whale

:
whalebone
nFischbein nt
whale fishing
nWal(fisch)fang m
whaleman
n (US) → Walfänger m
whale oil
nWalöl nt, → Tran m

whale

[weɪl] n (Zool) → balena
we had a whale of a time (fam) → ci siamo divertiti da matti

whale

(weil) noun
a type of very large mammal that lives in the sea.
killer whale noun
a black and white whale.
ˈwhalebone noun, adjective
(of) a light bendable substance got from the upper jaw of certain whales.
whale oil
oil obtained from the fatty parts of a whale.
have a whale of a time
to enjoy oneself very much.

whale

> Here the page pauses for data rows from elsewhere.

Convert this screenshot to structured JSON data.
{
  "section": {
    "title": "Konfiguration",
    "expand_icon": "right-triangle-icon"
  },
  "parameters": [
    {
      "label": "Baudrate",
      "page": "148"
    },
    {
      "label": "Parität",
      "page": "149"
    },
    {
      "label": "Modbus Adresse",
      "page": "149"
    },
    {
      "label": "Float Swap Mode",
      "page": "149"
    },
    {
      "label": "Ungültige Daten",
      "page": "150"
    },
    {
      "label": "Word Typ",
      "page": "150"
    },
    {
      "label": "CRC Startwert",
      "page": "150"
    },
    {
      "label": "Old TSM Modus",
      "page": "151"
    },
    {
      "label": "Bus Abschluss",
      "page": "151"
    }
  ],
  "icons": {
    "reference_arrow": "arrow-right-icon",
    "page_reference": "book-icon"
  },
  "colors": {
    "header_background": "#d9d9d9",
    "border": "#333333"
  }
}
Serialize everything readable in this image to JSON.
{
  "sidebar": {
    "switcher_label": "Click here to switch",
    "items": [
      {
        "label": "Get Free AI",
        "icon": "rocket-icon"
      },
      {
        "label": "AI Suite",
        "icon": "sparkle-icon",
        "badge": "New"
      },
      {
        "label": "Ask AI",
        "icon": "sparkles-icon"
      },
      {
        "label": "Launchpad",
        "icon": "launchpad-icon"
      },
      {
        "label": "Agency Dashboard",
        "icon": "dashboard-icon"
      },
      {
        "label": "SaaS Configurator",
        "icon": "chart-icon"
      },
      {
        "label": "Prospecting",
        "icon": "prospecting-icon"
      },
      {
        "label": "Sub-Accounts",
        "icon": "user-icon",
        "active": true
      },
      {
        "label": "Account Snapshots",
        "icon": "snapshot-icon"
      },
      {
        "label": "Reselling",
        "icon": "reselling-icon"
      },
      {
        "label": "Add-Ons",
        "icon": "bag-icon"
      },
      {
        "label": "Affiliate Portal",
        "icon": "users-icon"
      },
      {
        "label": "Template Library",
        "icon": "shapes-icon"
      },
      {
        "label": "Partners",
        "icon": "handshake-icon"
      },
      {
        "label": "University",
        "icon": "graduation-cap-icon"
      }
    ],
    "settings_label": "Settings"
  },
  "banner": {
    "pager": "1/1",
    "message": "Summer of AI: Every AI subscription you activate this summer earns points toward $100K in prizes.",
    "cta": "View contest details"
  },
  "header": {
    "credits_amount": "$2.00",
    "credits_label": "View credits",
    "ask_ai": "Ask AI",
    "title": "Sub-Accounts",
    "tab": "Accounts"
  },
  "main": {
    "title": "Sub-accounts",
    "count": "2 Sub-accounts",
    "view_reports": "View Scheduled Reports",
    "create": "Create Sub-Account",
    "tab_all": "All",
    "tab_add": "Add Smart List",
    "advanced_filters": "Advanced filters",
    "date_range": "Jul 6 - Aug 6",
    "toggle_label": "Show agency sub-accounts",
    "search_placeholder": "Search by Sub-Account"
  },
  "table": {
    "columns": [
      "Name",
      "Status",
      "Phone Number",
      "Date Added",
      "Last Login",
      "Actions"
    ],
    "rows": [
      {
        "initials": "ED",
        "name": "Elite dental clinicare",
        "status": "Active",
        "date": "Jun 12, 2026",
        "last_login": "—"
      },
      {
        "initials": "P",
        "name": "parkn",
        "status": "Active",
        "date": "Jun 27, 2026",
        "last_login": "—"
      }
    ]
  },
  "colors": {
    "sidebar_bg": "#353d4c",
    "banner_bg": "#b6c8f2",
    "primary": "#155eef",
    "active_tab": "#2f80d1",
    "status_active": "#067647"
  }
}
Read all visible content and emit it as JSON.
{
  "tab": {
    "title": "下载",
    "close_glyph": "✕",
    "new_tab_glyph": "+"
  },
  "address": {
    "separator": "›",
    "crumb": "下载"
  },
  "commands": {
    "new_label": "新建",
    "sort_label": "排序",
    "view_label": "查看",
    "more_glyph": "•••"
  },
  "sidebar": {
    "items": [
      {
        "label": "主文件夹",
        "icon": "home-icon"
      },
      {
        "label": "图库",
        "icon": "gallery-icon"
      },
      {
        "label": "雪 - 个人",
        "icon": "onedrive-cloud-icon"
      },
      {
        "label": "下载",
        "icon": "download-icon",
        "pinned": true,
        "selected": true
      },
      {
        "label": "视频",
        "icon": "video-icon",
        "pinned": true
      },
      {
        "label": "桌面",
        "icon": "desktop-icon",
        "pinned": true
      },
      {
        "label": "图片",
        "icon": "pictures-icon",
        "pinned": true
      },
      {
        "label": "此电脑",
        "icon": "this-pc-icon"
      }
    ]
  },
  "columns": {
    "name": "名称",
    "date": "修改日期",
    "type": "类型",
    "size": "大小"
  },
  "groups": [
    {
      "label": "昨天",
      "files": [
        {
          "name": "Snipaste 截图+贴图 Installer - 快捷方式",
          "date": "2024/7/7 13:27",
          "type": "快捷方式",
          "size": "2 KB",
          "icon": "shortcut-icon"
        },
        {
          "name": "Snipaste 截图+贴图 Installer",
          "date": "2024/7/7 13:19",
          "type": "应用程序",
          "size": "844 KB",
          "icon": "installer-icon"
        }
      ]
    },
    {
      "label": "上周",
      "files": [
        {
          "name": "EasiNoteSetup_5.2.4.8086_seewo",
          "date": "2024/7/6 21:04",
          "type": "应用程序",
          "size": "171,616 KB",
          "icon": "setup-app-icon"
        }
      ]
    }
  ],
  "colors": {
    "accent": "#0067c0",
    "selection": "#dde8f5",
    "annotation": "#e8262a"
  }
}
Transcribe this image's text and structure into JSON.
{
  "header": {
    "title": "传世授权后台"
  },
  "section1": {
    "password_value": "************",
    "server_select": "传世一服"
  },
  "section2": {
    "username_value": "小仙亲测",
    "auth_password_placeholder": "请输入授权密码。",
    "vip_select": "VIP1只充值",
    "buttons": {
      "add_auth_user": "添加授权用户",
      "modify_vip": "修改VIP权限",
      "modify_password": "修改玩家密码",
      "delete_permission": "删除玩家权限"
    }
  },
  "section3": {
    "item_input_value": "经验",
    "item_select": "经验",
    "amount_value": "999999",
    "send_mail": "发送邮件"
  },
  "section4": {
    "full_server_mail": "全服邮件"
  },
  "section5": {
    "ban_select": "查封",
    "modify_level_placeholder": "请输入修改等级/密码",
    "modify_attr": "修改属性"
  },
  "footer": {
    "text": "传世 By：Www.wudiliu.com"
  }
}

حُوت velryba hval Wal φάλαινα ballena valas baleine kit balena クジラ 고래 walvis hval wieloryb baleia кит val ปลาวาฬ balina cá voi
References in periodicals archive ?
7 FALSE KILLER WHALE: The rarest sea mammal ever to swim into Welsh waters was a False Killer Whale 80 years ago.
The rough-toothed dolphin and false killer whale are considered rare off California, with no known current or historical populations along the West Coast of the United States; therefore, our sightings likely represent extralimital movements from populations farther south.
A young false killer whale was stranded on a local beach in 2002.
In 1986, a 14-foot long male false killer whale and a six-foot long female Atlantic bottlenose dolphin at Honolulu's Sea Life Park Hawaii became the proud parents of Kekaimalu, the first "wholphin" ever born in captivity.
THE false killer whale is found in all oceans of the world, as well as the Mediterranean and Red Sea.
The unnamed wholphin is one-quarter false killer whale and three-quarter Atlantic bottle nose dolphin.
On December 23, 2004, Kekaimalu -- the only known living hybrid of a false killer whale and Atlantic bottlenose dolphin, or "wholphin" -- gave birth to a female calf.
Samples of false killer whale had an average total mercury level of 46.
Ten of the species, including the fin whale and the false killer whale, migrate through the region, and four other species are spotted there only rarely.
Case in point: When a 400-pound Atlantic bottlenose dolphin and a 4,000-pound false killer whale mated off the coast of Hawaii, their wholphin offspring died at age 5, decades younger than the average 40- to 50-year life span of its parents.
The false killer whale is found near all the main islands, but its occurrence and distribution in the Northwestern Hawaiian Islands (NWHI) is unknown.